For those sixth-formers picking up their A-level results on Thursday, these are difficult times: youth employment is up, university places are down, and they're much more likely than before the recession to end up with nothing. So it's a good time for the University of Plymouth to be trialling a new format for its business degree course, which will (inter alia) see students doing regular work experience slots with different employers. Since businesses are always moaning about the employability of grads these days, this is arguably long-overdue - universities should be working closely with local industry to make sure their grads have the kind of skills and experience employers need. But of course, that's only part of the problem...
According to the university's Hilary Duckett (as quoted by the Telegraph), business degrees 'have tended to be quite theoretical and backwards-looking'. Re-jigging the course will mean more recognition for workplace learning, she added - and apparently, they've signed up the likes of KPMG and Plymouth Guild to supply the work experience slots. This makes sense not only for the students but also for the universities themselves: partnerships like these can make their courses stand out to potential grads. Besides, if the purpose of a business degree is to prepare students for the business world, it makes sense for them to be taught with a practical, rather than a theoretical, focus.
The wider point, though, is that both school and university leavers are facing very uncertain prospects: according to a new study by the Private Equity Foundation and ippr, the proportion of those with A-levels who are now NEET (not in employment, education or training) has risen from 6.4% to 9% since the start of the recession, while for grads, it has jumped from 7.5% to 11.4%. These are huge rises. So it makes sense for universities to be trying harder to act as a bridge to the world of work - and, for that matter, for more employers to offer apprenticeship schemes to those who don't want (or can't afford) to go to university.

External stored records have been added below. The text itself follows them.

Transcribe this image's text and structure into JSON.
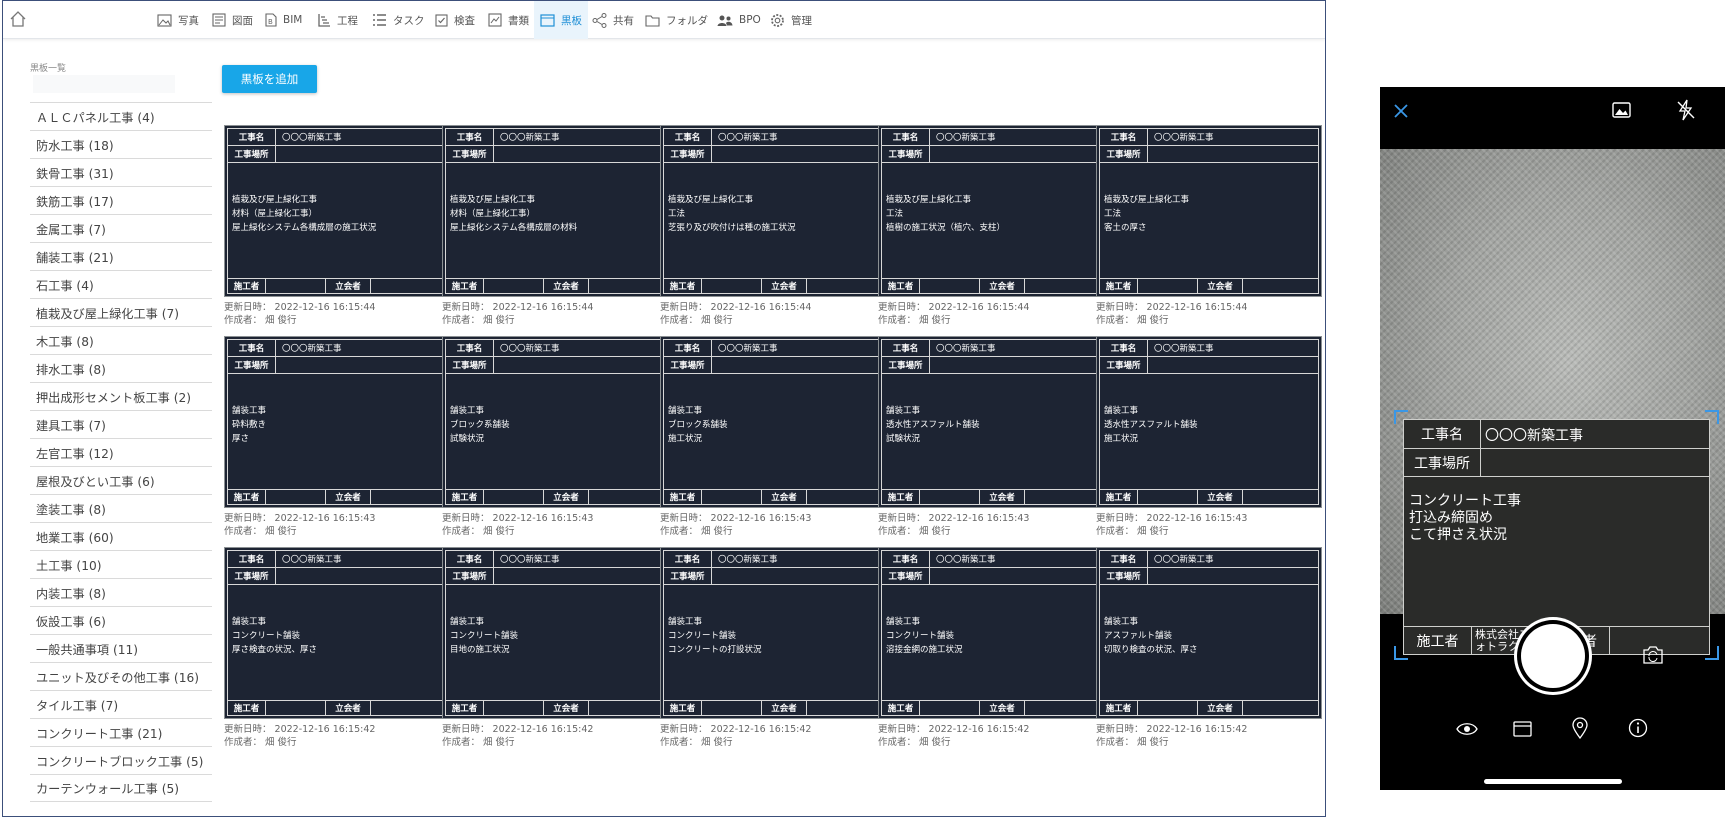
{
  "nav": {
    "items": [
      {
        "label": "写真",
        "icon": "photo-icon"
      },
      {
        "label": "図面",
        "icon": "drawing-icon"
      },
      {
        "label": "BIM",
        "icon": "bim-icon"
      },
      {
        "label": "工程",
        "icon": "schedule-icon"
      },
      {
        "label": "タスク",
        "icon": "task-icon"
      },
      {
        "label": "検査",
        "icon": "inspection-icon"
      },
      {
        "label": "書類",
        "icon": "document-icon"
      },
      {
        "label": "黒板",
        "icon": "blackboard-icon"
      },
      {
        "label": "共有",
        "icon": "share-icon"
      },
      {
        "label": "フォルダ",
        "icon": "folder-icon"
      },
      {
        "label": "BPO",
        "icon": "bpo-icon"
      },
      {
        "label": "管理",
        "icon": "settings-icon"
      }
    ],
    "active_label": "黒板",
    "accent_color": "#1e8fd6"
  },
  "sidebar": {
    "title": "黒板一覧",
    "items": [
      "ＡＬＣパネル工事 (4)",
      "防水工事 (18)",
      "鉄骨工事 (31)",
      "鉄筋工事 (17)",
      "金属工事 (7)",
      "舗装工事 (21)",
      "石工事 (4)",
      "植栽及び屋上緑化工事 (7)",
      "木工事 (8)",
      "排水工事 (8)",
      "押出成形セメント板工事 (2)",
      "建具工事 (7)",
      "左官工事 (12)",
      "屋根及びとい工事 (6)",
      "塗装工事 (8)",
      "地業工事 (60)",
      "土工事 (10)",
      "内装工事 (8)",
      "仮設工事 (6)",
      "一般共通事項 (11)",
      "ユニット及びその他工事 (16)",
      "タイル工事 (7)",
      "コンクリート工事 (21)",
      "コンクリートブロック工事 (5)",
      "カーテンウォール工事 (5)"
    ]
  },
  "add_button": "黒板を追加",
  "board_labels": {
    "name_label": "工事名",
    "place_label": "工事場所",
    "worker_label": "施工者",
    "witness_label": "立会者"
  },
  "boards": [
    {
      "project": "〇〇〇新築工事",
      "lines": [
        "植栽及び屋上緑化工事",
        "材料（屋上緑化工事）",
        "屋上緑化システム各構成層の施工状況"
      ],
      "updated": "更新日時： 2022-12-16 16:15:44",
      "author": "作成者： 畑 俊行"
    },
    {
      "project": "〇〇〇新築工事",
      "lines": [
        "植栽及び屋上緑化工事",
        "材料（屋上緑化工事）",
        "屋上緑化システム各構成層の材料"
      ],
      "updated": "更新日時： 2022-12-16 16:15:44",
      "author": "作成者： 畑 俊行"
    },
    {
      "project": "〇〇〇新築工事",
      "lines": [
        "植栽及び屋上緑化工事",
        "工法",
        "芝張り及び吹付けは種の施工状況"
      ],
      "updated": "更新日時： 2022-12-16 16:15:44",
      "author": "作成者： 畑 俊行"
    },
    {
      "project": "〇〇〇新築工事",
      "lines": [
        "植栽及び屋上緑化工事",
        "工法",
        "植樹の施工状況（植穴、支柱）"
      ],
      "updated": "更新日時： 2022-12-16 16:15:44",
      "author": "作成者： 畑 俊行"
    },
    {
      "project": "〇〇〇新築工事",
      "lines": [
        "植栽及び屋上緑化工事",
        "工法",
        "客土の厚さ"
      ],
      "updated": "更新日時： 2022-12-16 16:15:44",
      "author": "作成者： 畑 俊行"
    },
    {
      "project": "〇〇〇新築工事",
      "lines": [
        "舗装工事",
        "砕料敷き",
        "厚さ"
      ],
      "updated": "更新日時： 2022-12-16 16:15:43",
      "author": "作成者： 畑 俊行"
    },
    {
      "project": "〇〇〇新築工事",
      "lines": [
        "舗装工事",
        "ブロック系舗装",
        "試験状況"
      ],
      "updated": "更新日時： 2022-12-16 16:15:43",
      "author": "作成者： 畑 俊行"
    },
    {
      "project": "〇〇〇新築工事",
      "lines": [
        "舗装工事",
        "ブロック系舗装",
        "施工状況"
      ],
      "updated": "更新日時： 2022-12-16 16:15:43",
      "author": "作成者： 畑 俊行"
    },
    {
      "project": "〇〇〇新築工事",
      "lines": [
        "舗装工事",
        "透水性アスファルト舗装",
        "試験状況"
      ],
      "updated": "更新日時： 2022-12-16 16:15:43",
      "author": "作成者： 畑 俊行"
    },
    {
      "project": "〇〇〇新築工事",
      "lines": [
        "舗装工事",
        "透水性アスファルト舗装",
        "施工状況"
      ],
      "updated": "更新日時： 2022-12-16 16:15:43",
      "author": "作成者： 畑 俊行"
    },
    {
      "project": "〇〇〇新築工事",
      "lines": [
        "舗装工事",
        "コンクリート舗装",
        "厚さ検査の状況、厚さ"
      ],
      "updated": "更新日時： 2022-12-16 16:15:42",
      "author": "作成者： 畑 俊行"
    },
    {
      "project": "〇〇〇新築工事",
      "lines": [
        "舗装工事",
        "コンクリート舗装",
        "目地の施工状況"
      ],
      "updated": "更新日時： 2022-12-16 16:15:42",
      "author": "作成者： 畑 俊行"
    },
    {
      "project": "〇〇〇新築工事",
      "lines": [
        "舗装工事",
        "コンクリート舗装",
        "コンクリートの打設状況"
      ],
      "updated": "更新日時： 2022-12-16 16:15:42",
      "author": "作成者： 畑 俊行"
    },
    {
      "project": "〇〇〇新築工事",
      "lines": [
        "舗装工事",
        "コンクリート舗装",
        "溶接金網の施工状況"
      ],
      "updated": "更新日時： 2022-12-16 16:15:42",
      "author": "作成者： 畑 俊行"
    },
    {
      "project": "〇〇〇新築工事",
      "lines": [
        "舗装工事",
        "アスファルト舗装",
        "切取り検査の状況、厚さ"
      ],
      "updated": "更新日時： 2022-12-16 16:15:42",
      "author": "作成者： 畑 俊行"
    }
  ],
  "phone": {
    "board": {
      "name_label": "工事名",
      "name_value": "〇〇〇新築工事",
      "place_label": "工事場所",
      "lines": [
        "コンクリート工事",
        "打込み締固め",
        "こて押さえ状況"
      ],
      "worker_label": "施工者",
      "worker_value": "株式会社フォトラクション",
      "witness_label": "立会者"
    },
    "icons": [
      "close-icon",
      "gallery-icon",
      "flash-off-icon",
      "switch-camera-icon",
      "eye-icon",
      "blackboard-icon",
      "location-icon",
      "info-icon"
    ],
    "accent_color": "#3a97e6"
  }
}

On the other hand, these are arguably the lucky ones: of those who leave school with no qualifications, a frightening 36.1% are now NEET.
It all adds up to a skills deficit that could present a huge social and economic problem for the UK further down the line. The Government, business, universities and charities all need to do a better job of working together if we’re going to have any hope of resolving it.
In today's bulletin:
High street bounces back in July - and borrowing falls
GM outlines big risks in $20bn IPO plan
Women will have to wait 57 years for equal pay
Graduates and school leavers in danger of being left behind?
Bangers and cash: Lincolnshire levies sausage tax